━━━ AVAILABLE DATA

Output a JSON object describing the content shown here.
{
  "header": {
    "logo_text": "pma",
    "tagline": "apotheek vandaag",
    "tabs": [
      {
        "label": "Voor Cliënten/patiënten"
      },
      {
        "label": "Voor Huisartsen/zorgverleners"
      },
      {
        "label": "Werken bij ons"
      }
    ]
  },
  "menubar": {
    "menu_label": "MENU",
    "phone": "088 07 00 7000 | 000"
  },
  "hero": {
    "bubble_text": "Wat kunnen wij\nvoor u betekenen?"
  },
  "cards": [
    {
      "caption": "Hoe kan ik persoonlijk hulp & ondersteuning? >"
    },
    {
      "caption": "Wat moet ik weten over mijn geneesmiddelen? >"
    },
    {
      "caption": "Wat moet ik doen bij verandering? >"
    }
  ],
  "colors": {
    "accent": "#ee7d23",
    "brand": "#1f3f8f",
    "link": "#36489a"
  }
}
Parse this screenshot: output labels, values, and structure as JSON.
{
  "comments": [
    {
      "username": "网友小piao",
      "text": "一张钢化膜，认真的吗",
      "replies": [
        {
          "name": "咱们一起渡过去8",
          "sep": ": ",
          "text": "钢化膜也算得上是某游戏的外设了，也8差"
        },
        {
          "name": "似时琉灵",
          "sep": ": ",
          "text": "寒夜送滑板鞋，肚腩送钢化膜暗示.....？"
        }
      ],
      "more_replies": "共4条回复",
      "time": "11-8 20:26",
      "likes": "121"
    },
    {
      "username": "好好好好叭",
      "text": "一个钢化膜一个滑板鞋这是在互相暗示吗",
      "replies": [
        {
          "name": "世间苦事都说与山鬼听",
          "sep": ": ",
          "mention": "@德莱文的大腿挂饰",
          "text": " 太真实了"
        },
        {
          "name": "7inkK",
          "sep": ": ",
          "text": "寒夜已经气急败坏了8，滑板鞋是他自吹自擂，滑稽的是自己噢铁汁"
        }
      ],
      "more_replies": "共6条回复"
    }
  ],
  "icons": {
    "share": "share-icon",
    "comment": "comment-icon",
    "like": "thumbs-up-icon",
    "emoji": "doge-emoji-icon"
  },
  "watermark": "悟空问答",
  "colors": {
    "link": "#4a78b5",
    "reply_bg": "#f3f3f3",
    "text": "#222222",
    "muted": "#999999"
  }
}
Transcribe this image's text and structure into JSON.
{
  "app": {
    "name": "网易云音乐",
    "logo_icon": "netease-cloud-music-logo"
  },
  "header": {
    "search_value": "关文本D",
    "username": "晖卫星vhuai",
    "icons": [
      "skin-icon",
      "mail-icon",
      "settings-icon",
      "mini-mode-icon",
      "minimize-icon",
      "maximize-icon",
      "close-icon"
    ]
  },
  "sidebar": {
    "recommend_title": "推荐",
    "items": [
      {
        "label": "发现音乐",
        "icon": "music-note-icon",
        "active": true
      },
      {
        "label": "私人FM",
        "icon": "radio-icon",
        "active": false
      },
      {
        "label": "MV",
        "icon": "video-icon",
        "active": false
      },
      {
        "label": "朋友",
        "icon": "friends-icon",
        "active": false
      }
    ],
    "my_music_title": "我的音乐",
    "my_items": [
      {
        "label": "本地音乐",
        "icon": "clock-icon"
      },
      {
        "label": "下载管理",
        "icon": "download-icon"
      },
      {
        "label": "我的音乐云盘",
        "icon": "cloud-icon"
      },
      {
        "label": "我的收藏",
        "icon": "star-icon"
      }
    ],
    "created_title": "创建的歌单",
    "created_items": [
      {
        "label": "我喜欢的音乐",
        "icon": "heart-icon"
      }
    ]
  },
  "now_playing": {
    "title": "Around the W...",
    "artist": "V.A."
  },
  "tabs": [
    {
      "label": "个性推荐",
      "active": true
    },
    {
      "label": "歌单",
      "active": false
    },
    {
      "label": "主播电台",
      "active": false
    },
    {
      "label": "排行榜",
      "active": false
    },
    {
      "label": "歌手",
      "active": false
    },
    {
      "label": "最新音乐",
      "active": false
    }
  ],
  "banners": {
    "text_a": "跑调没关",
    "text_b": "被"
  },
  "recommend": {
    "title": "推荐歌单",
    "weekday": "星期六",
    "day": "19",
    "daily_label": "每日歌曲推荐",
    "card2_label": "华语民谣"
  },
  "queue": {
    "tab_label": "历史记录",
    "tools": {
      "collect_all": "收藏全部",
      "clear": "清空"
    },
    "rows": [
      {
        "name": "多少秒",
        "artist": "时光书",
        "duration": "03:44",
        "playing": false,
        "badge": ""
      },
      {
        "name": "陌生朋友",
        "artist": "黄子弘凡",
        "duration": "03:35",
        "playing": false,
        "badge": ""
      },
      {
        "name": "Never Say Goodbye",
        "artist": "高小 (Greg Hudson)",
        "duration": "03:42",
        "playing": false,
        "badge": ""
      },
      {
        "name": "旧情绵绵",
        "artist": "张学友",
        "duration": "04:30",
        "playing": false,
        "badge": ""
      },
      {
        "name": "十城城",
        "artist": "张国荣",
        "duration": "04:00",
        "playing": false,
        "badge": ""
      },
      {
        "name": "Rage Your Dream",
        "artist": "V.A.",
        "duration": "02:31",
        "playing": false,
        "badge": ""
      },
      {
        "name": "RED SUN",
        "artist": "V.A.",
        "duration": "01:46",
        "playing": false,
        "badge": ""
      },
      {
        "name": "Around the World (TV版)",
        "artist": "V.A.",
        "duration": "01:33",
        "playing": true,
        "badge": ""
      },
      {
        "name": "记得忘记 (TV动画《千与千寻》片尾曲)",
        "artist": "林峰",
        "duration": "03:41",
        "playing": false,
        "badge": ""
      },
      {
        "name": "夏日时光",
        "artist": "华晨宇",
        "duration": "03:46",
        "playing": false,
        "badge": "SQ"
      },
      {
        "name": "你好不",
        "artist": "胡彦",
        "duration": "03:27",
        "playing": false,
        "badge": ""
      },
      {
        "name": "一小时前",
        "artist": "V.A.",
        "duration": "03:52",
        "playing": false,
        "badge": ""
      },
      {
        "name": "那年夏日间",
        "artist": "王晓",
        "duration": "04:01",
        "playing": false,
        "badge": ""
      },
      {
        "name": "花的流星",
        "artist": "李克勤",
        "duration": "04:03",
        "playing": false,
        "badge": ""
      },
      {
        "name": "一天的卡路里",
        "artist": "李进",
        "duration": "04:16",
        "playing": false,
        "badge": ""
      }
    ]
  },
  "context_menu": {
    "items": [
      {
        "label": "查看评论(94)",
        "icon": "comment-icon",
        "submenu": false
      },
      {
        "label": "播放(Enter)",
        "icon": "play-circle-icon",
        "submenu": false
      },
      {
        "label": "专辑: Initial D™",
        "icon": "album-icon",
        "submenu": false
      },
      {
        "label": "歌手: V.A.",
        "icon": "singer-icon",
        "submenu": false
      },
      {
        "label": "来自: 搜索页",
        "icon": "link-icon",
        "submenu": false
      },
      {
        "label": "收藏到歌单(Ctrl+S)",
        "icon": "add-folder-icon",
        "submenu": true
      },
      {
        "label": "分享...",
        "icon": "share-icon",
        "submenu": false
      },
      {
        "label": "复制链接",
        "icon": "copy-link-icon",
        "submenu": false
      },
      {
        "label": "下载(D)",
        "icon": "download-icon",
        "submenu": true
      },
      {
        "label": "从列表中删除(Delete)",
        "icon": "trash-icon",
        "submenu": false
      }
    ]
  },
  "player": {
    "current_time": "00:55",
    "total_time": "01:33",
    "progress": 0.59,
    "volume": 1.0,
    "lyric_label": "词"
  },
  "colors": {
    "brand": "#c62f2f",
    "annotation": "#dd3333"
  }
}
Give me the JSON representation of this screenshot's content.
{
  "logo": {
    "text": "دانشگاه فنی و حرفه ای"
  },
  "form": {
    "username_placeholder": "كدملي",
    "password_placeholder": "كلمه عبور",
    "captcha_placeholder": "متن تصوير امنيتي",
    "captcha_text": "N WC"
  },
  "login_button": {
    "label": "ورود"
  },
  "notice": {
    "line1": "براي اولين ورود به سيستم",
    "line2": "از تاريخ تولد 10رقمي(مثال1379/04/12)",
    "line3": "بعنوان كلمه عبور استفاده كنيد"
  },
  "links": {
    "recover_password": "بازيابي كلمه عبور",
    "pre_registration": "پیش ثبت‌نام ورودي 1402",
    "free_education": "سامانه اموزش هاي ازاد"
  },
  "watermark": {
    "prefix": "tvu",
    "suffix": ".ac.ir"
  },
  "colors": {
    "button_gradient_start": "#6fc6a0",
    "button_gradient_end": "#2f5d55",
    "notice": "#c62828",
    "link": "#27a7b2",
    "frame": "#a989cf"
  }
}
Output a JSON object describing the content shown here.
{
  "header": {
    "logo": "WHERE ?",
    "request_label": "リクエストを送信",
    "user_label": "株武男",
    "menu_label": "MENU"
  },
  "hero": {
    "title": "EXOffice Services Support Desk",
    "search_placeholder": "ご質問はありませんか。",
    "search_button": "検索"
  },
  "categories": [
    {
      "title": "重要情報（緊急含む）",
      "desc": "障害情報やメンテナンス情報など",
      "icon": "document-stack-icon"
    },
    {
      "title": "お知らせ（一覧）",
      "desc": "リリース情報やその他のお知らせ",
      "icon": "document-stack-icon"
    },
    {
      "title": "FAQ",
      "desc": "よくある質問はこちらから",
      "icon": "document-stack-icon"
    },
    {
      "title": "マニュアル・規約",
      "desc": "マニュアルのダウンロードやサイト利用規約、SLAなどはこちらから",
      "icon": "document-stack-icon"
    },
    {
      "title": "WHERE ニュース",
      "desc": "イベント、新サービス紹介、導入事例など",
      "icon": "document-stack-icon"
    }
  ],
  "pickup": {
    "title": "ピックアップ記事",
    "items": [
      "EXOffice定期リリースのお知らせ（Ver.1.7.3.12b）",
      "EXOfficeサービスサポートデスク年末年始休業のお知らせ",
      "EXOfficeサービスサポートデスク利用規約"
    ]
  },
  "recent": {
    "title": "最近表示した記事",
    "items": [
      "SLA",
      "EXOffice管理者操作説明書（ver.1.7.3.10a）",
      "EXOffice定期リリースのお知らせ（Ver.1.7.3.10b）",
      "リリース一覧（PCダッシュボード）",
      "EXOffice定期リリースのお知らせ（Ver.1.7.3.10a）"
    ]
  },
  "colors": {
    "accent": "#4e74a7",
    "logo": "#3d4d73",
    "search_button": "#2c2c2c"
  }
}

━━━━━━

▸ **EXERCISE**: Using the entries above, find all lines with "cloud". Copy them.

▸ **EXERCISE ANSWER**:
    "logo_icon": "netease-cloud-music-logo"
        "icon": "cloud-icon"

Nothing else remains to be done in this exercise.